Brief
For the material that follows, list every line containing the word "pesuallas".

Information given
===============
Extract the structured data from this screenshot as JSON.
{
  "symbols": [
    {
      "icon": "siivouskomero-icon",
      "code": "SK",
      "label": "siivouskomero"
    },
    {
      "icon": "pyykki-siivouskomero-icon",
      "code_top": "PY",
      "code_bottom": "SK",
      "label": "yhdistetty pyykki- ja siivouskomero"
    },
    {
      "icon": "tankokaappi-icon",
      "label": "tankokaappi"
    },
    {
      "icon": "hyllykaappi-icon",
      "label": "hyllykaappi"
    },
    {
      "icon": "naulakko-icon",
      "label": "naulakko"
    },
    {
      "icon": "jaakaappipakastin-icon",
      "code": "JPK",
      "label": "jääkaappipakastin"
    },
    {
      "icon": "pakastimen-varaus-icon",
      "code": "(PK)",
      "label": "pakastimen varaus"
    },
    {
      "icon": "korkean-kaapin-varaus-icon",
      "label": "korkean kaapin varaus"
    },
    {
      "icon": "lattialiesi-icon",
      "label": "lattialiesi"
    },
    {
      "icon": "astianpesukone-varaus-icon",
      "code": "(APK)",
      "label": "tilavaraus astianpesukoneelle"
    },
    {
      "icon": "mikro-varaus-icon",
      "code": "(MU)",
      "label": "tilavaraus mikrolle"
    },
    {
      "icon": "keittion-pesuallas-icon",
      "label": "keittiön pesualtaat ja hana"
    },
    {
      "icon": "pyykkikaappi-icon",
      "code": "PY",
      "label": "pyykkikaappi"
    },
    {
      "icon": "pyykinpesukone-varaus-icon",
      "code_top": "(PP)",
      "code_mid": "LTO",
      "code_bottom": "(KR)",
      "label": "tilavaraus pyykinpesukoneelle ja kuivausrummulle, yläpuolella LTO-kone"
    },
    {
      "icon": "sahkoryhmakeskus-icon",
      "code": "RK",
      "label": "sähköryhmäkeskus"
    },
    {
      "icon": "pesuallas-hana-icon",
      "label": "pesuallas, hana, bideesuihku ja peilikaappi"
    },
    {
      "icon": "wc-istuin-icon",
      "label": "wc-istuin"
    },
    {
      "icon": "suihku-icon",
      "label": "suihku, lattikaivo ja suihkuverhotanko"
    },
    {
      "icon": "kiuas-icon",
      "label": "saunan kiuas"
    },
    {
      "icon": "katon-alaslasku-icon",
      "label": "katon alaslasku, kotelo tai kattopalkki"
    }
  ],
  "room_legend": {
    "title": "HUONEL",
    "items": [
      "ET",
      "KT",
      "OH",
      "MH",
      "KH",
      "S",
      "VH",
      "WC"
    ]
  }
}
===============
Response box
      "icon": "keittion-pesuallas-icon",
      "icon": "pesuallas-hana-icon",
      "label": "pesuallas, hana, bideesuihku ja peilikaappi"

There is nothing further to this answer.